Provided records:
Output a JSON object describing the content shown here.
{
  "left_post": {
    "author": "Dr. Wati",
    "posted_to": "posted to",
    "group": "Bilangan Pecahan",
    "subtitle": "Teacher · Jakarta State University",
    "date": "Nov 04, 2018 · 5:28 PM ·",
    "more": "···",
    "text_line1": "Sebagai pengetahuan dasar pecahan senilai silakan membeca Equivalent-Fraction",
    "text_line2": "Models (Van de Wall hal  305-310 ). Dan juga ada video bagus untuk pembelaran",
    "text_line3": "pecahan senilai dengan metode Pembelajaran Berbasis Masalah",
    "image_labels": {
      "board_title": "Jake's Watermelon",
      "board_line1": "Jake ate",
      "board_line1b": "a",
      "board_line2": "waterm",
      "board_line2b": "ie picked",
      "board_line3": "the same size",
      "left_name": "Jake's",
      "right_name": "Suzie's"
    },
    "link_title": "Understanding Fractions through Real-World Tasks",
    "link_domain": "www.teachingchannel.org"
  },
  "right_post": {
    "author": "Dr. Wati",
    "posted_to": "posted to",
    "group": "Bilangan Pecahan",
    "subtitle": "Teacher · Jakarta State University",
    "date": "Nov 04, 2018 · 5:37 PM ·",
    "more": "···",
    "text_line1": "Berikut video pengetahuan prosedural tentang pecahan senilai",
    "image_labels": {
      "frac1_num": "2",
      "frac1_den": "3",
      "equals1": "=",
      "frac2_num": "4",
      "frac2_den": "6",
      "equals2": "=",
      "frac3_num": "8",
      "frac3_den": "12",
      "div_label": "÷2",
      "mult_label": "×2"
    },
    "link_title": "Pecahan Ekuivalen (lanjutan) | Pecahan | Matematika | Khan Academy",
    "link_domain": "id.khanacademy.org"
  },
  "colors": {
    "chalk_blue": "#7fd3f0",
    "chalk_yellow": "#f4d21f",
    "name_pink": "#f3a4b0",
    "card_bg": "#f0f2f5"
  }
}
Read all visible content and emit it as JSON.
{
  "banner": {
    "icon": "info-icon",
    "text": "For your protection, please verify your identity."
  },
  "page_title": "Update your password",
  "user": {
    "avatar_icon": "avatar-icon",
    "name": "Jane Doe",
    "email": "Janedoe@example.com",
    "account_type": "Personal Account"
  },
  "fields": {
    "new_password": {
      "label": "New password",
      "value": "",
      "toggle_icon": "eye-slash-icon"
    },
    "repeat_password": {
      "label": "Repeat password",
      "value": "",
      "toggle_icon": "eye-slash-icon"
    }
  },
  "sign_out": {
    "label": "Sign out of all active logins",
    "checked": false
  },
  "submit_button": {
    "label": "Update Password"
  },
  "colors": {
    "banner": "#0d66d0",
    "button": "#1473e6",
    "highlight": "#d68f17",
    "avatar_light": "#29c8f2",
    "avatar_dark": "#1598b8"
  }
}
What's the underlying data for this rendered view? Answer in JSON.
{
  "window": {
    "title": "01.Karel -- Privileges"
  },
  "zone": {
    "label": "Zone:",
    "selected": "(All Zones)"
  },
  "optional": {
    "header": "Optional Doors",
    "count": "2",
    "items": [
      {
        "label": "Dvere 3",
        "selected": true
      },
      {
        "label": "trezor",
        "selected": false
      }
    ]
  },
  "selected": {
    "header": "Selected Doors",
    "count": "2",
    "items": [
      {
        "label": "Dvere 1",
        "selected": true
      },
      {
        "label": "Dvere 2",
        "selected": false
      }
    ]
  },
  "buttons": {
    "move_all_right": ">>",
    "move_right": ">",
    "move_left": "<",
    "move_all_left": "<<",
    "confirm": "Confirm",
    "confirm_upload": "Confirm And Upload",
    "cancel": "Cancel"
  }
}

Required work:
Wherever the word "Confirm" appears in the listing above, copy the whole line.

Exercise answer:
    "confirm": "Confirm",
    "confirm_upload": "Confirm And Upload",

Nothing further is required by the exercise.